An impressive cast sees this latest from James Ponsoldt convey the optimism of the spectacular and the uncertainty of now.
The air of the familiar may linger over James Ponsoldt’s third feature, the director again telling a tale of alcohol’s pervasive grip on young lives and the lasting influence that can eventuate; however his efforts may just prove that repetition doesn’t always beget indifference. Indeed, subject matter aside the narrative similarities remain slight, with the commonality in approach more keenly felt. As Off the Black and Smashed did before it, The Spectacular Now takes its topic to a place overflowing with humour, heartbreak and hope.
With his devil-may-care attitude and attractive girlfriend (Brie Larson, Short Term 12), popular high school senior Sutter Keely (Miles Teller, 21 & Over) lives the perfect small town life – until one day, without warning, he doesn’t. Suddenly single and frequently intoxicated, his spiral of self-destruction brings him to the front lawn of unassuming, over-achieving Aimee Finecky (Shailene Woodley,TV’s The Secret Life of the American Teenager) after a particularly potent bender; to the surprise of both, a friendship and then something more blossoms. Soon, however, his penchant for being in the moment, and the future she represents but he can’t fathom, are bound to come into conflict.
As its title intimates, Ponsoldt’s protagonist – as adapted by Scott Neustadter and Michael H. Weber ((500) Days of Summer) from Tim Tharp’s novel – is only concerned with the here and now, with the happiness he can find in acts of instant gratification. Outwardly, he is confident and charming, seemingly blessed with every advantage; behind the façade, in the troubled home life that sees his single mother (Jennifer Jason Leigh, Kill Your Darlings) and older sister (Mary Elizabeth Winstead, A Glimpse Inside the Mind of Charles Swan III) remain silent about the whereabouts of his father (Kyle Chandler, Broken City), sits a young man masking pain with hedonism and drinking. Without an air of pretence or an ulterior motive, Aimee breaks through his barriers, but living life as if there is a tomorrow is far from Sutter’s natural instinct. The Spectacular Now charts the path between reconciling the two, the journey to rediscover the ability to enjoy the present without fearing what comes next.

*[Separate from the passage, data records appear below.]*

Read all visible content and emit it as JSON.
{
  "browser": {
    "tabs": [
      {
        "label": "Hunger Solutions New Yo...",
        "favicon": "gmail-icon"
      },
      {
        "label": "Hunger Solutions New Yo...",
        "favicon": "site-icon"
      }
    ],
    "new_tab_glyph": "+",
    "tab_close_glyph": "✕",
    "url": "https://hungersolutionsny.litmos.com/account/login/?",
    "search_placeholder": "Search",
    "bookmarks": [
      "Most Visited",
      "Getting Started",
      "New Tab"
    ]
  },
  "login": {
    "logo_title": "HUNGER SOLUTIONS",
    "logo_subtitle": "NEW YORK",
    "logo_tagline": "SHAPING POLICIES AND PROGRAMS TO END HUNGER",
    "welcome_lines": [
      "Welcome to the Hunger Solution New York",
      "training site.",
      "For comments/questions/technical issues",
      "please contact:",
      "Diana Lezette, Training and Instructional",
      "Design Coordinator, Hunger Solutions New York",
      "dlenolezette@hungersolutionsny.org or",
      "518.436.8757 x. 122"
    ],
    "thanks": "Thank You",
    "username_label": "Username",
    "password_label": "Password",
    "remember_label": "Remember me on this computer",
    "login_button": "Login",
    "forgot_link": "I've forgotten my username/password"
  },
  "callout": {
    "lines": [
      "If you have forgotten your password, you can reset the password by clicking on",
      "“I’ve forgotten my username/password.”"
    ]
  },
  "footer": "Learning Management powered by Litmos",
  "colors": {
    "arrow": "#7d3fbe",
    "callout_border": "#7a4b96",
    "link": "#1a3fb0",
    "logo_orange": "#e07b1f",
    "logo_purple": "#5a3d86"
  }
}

Though framed in the confines of teenage romance – and acted and written with age-appropriate authenticity, dialogue sparkling with awkward naturalism, and encounters of the platonic and sexual kind marked by their frankness and vulnerability – the story The Spectacular Now tells is one of maturity: approaching and accepting it, understanding and relating it. There’s sweetness in the burgeoning connection, but the film doesn’t sweep past the sharp, often liquor-soaked difficulties that threaten any glimpse of contentment. Good things happen, but so do bad; the coming-of-age at the feature’s centre is, in both clear and complicated terms, a coming to recognition of the flaws that haunt the passage to adulthood.
Ponsoldt’s work in crafting such a quietly compelling offering can’t be underestimated, the scenario likely a source of raucous broad comedy rather than restrained contemplation in any other hands. He allows his characters to live and breathe, to endear and grate, to be more than just archetypes for the sake of the story. He ensures their interactions carry on until their natural conclusion, no sign of the bite-sized, over-edited packaging prominent in teen fare. He gets uncomfortably close in their most tender moments, then lets their weighty conversations play out from afar, avoiding the safe, bland middle ground. Only the convenience of the ending threatens the realistic scenario and style he has cultivated.
And yet, The Spectacular Now belongs to its impressive cast, specifically the Sundance Film Festival Special Jury Prize-winning Teller and Woodley. The former has built up a healthy resume that has flirted with more in the likes of Rabbit Hole; the latter follows up her lauded turn in The Descendants with another part of depth and difference. They bring out the best in each other, a pair perfectly suited to their chemistry and their characters. In their efforts, at all times sensitive, sincere and seemingly spontaneous, they convey the conflict of the titular state: the optimism of the spectacular, and the uncertainty of the now.
Rating: 4 out of 5
The Spectacular Now
Director: James Ponsoldt
US, 2013, 95 mins
Release date: December 5